• Exercise prompt
Where does the word "class" appear in the entries below? Copy each line that holds it.
Listed entries Block Start
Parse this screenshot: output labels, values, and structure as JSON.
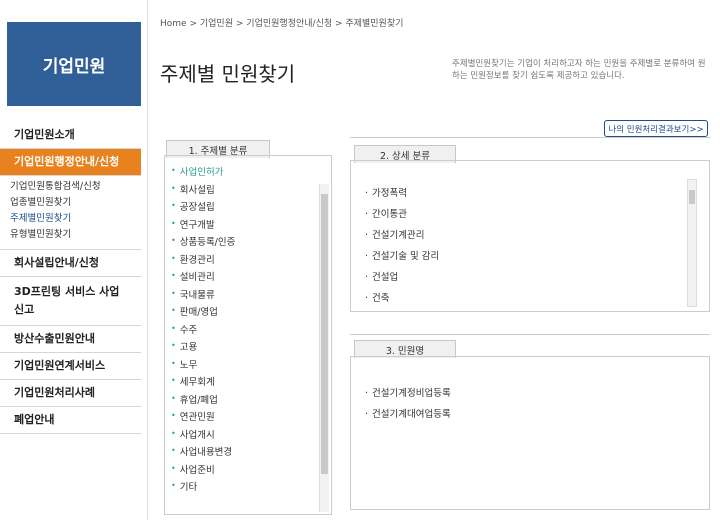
{
  "logo": {
    "text": "기업민원"
  },
  "breadcrumb": [
    "Home",
    "기업민원",
    "기업민원행정안내/신청",
    "주제별민원찾기"
  ],
  "breadcrumb_sep": ">",
  "page": {
    "title": "주제별 민원찾기",
    "desc": "주제별민원찾기는 기업이 처리하고자 하는 민원을 주제별로 분류하여 원하는 민원정보를 찾기 쉽도록 제공하고 있습니다.",
    "result_button": "나의 민원처리결과보기>>"
  },
  "sidebar": {
    "items": [
      {
        "label": "기업민원소개"
      },
      {
        "label": "기업민원행정안내/신청"
      },
      {
        "label": "회사설립안내/신청"
      },
      {
        "label": "3D프린팅 서비스 사업 신고"
      },
      {
        "label": "방산수출민원안내"
      },
      {
        "label": "기업민원연계서비스"
      },
      {
        "label": "기업민원처리사례"
      },
      {
        "label": "폐업안내"
      }
    ],
    "sub_items": [
      "기업민원통합검색/신청",
      "업종별민원찾기",
      "주제별민원찾기",
      "유형별민원찾기"
    ]
  },
  "panel1": {
    "tab": "1. 주제별 분류",
    "items": [
      "사업인허가",
      "회사설립",
      "공장설립",
      "연구개발",
      "상품등록/인증",
      "환경관리",
      "설비관리",
      "국내물류",
      "판매/영업",
      "수주",
      "고용",
      "노무",
      "세무회계",
      "휴업/폐업",
      "연관민원",
      "사업개시",
      "사업내용변경",
      "사업준비",
      "기타"
    ]
  },
  "panel2": {
    "tab": "2. 상세 분류",
    "items": [
      "가정폭력",
      "간이통관",
      "건설기계관리",
      "건설기술 및 감리",
      "건설업",
      "건축"
    ]
  },
  "panel3": {
    "tab": "3. 민원명",
    "items": [
      "건설기계정비업등록",
      "건설기계대여업등록"
    ]
  },
  "colors": {
    "brand": "#2f5f96",
    "active": "#e8821e",
    "accent": "#2a9d8f"
  }
}
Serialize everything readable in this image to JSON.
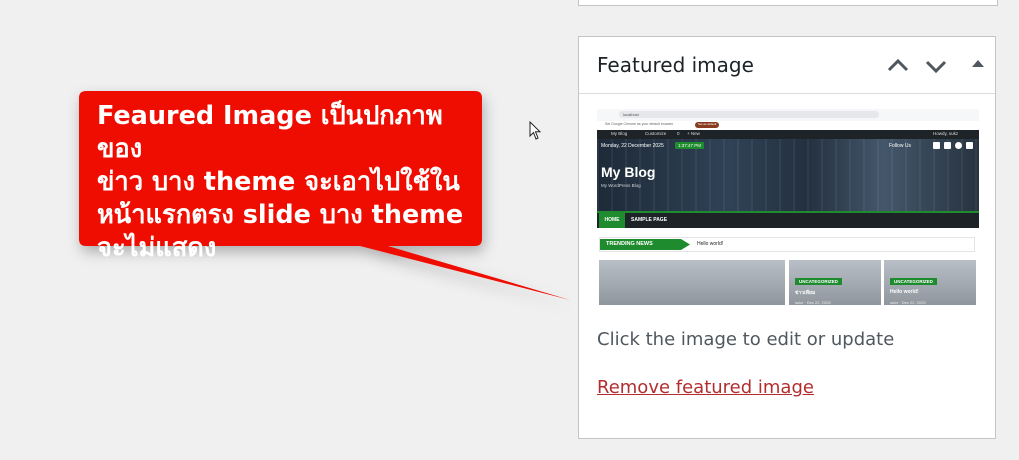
{
  "panel": {
    "title": "Featured image",
    "help_text": "Click the image to edit or update",
    "remove_link": "Remove featured image"
  },
  "callout": {
    "lines": [
      "Feaured Image เป็นปกภาพของ",
      "ข่าว บาง theme จะเอาไปใช้ใน",
      "หน้าแรกตรง slide บาง theme",
      "จะไม่แสดง"
    ],
    "color": "#ee1100"
  },
  "thumbnail": {
    "url": "localhost",
    "notice": "Set Google Chrome as your default browser",
    "notice_button": "Set as default",
    "admin_bar": {
      "site": "My Blog",
      "customize": "Customize",
      "comments": "0",
      "new": "+ New",
      "howdy": "Howdy, sukz"
    },
    "date": "Monday, 22 December 2025",
    "time": "1:37:47 PM",
    "follow": "Follow Us",
    "blog_title": "My Blog",
    "blog_subtitle": "My WordPress Blog",
    "menu": [
      "HOME",
      "SAMPLE PAGE"
    ],
    "trending_label": "TRENDING NEWS",
    "trending_text": "Hello world!",
    "cards": [
      {
        "category": "UNCATEGORIZED",
        "title": "ข่าวเทียม",
        "meta": "sukz · Dec 22, 2025"
      },
      {
        "category": "UNCATEGORIZED",
        "title": "Hello world!",
        "meta": "sukz · Dec 22, 2025"
      }
    ]
  },
  "colors": {
    "accent_green": "#1e8c2e",
    "link_red": "#b32d2e",
    "callout_red": "#ee1100"
  }
}
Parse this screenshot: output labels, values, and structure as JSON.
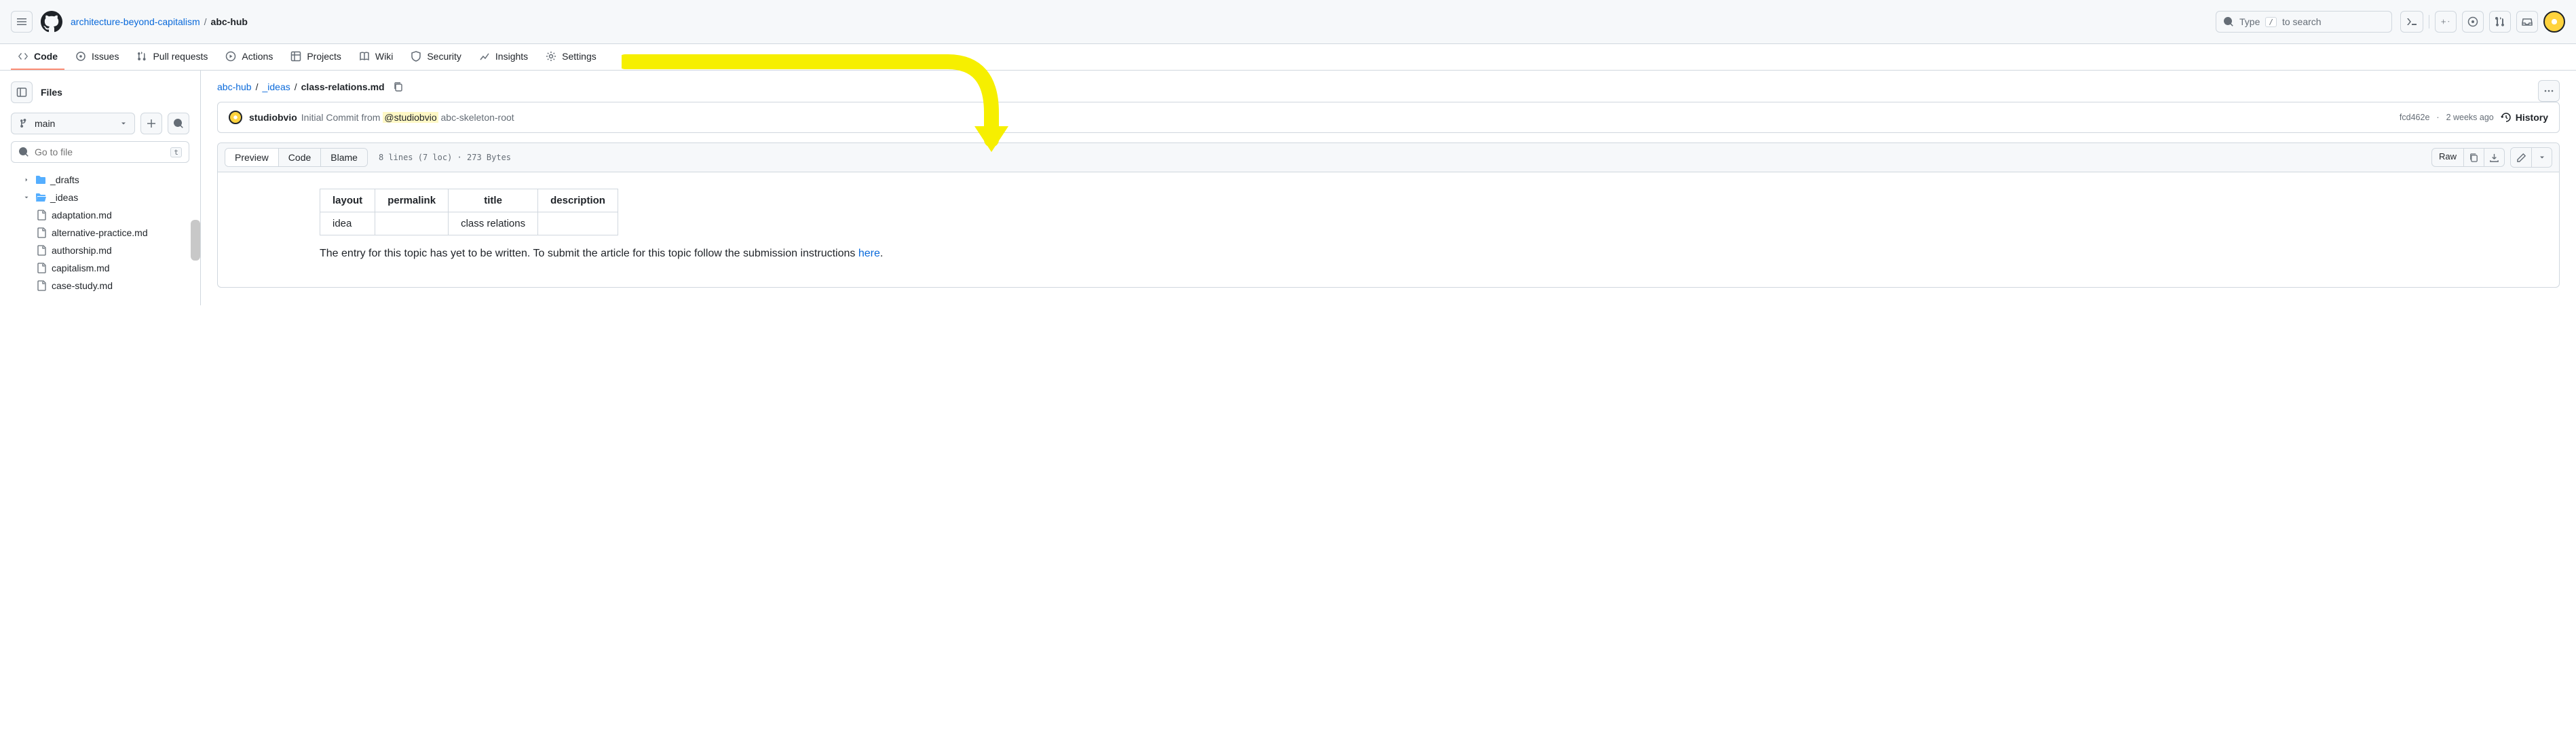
{
  "header": {
    "org": "architecture-beyond-capitalism",
    "repo": "abc-hub",
    "search_placeholder": "Type",
    "search_hint": "to search",
    "search_key": "/"
  },
  "nav": {
    "code": "Code",
    "issues": "Issues",
    "pulls": "Pull requests",
    "actions": "Actions",
    "projects": "Projects",
    "wiki": "Wiki",
    "security": "Security",
    "insights": "Insights",
    "settings": "Settings"
  },
  "sidebar": {
    "title": "Files",
    "branch": "main",
    "filter_placeholder": "Go to file",
    "filter_key": "t",
    "tree": {
      "drafts": "_drafts",
      "ideas": "_ideas",
      "files": [
        "adaptation.md",
        "alternative-practice.md",
        "authorship.md",
        "capitalism.md",
        "case-study.md"
      ]
    }
  },
  "path": {
    "root": "abc-hub",
    "dir": "_ideas",
    "file": "class-relations.md"
  },
  "commit": {
    "author": "studiobvio",
    "msg_pre": "Initial Commit from ",
    "mention": "@studiobvio",
    "msg_post": " abc-skeleton-root",
    "sha": "fcd462e",
    "when": "2 weeks ago",
    "history": "History"
  },
  "file": {
    "tabs": {
      "preview": "Preview",
      "code": "Code",
      "blame": "Blame"
    },
    "meta": "8 lines (7 loc) · 273 Bytes",
    "raw": "Raw"
  },
  "frontmatter": {
    "headers": [
      "layout",
      "permalink",
      "title",
      "description"
    ],
    "row": {
      "layout": "idea",
      "permalink": "",
      "title": "class relations",
      "description": ""
    }
  },
  "body": {
    "text": "The entry for this topic has yet to be written. To submit the article for this topic follow the submission instructions ",
    "link": "here",
    "period": "."
  }
}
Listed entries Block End
• Solution for this problem
    "file": "class-relations.md"
      "title": "class relations",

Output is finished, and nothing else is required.